Scan the entries below and return each line that contains "comments".

[Web page and app entries]
□ □ □

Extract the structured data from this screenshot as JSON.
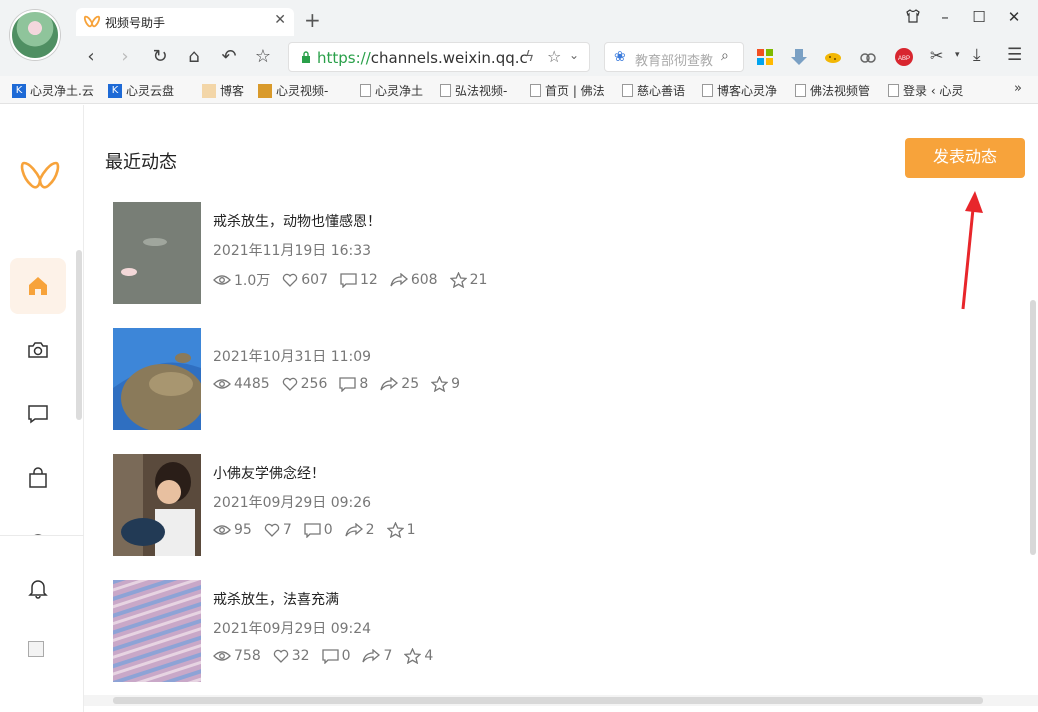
{
  "browser": {
    "tab_title": "视频号助手",
    "url_scheme": "https://",
    "url_host": "channels.weixin.qq.co",
    "search_text": "教育部彻查教",
    "bookmarks": [
      "心灵净土.云",
      "心灵云盘",
      "博客",
      "心灵视频-",
      "心灵净土",
      "弘法视频-",
      "首页 | 佛法",
      "慈心善语",
      "博客心灵净",
      "佛法视频管",
      "登录 ‹ 心灵"
    ],
    "bookmarks_more": "»"
  },
  "page": {
    "section_title": "最近动态",
    "publish_button": "发表动态",
    "accent_color": "#f7a33b"
  },
  "sidebar": {
    "items": [
      {
        "name": "home",
        "icon": "home-icon",
        "active": true
      },
      {
        "name": "camera",
        "icon": "camera-icon"
      },
      {
        "name": "comments",
        "icon": "comment-icon"
      },
      {
        "name": "shop",
        "icon": "shopping-bag-icon"
      },
      {
        "name": "notifications",
        "icon": "bell-icon"
      }
    ]
  },
  "posts": [
    {
      "title": "戒杀放生，动物也懂感恩！",
      "date": "2021年11月19日 16:33",
      "views": "1.0万",
      "likes": "607",
      "comments": "12",
      "shares": "608",
      "favorites": "21"
    },
    {
      "title": "",
      "date": "2021年10月31日 11:09",
      "views": "4485",
      "likes": "256",
      "comments": "8",
      "shares": "25",
      "favorites": "9"
    },
    {
      "title": "小佛友学佛念经！",
      "date": "2021年09月29日 09:26",
      "views": "95",
      "likes": "7",
      "comments": "0",
      "shares": "2",
      "favorites": "1"
    },
    {
      "title": "戒杀放生，法喜充满",
      "date": "2021年09月29日 09:24",
      "views": "758",
      "likes": "32",
      "comments": "0",
      "shares": "7",
      "favorites": "4"
    }
  ]
}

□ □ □

§ Written solution:
        "name": "comments",
      "comments": "12",
      "comments": "8",
      "comments": "0",
      "comments": "0",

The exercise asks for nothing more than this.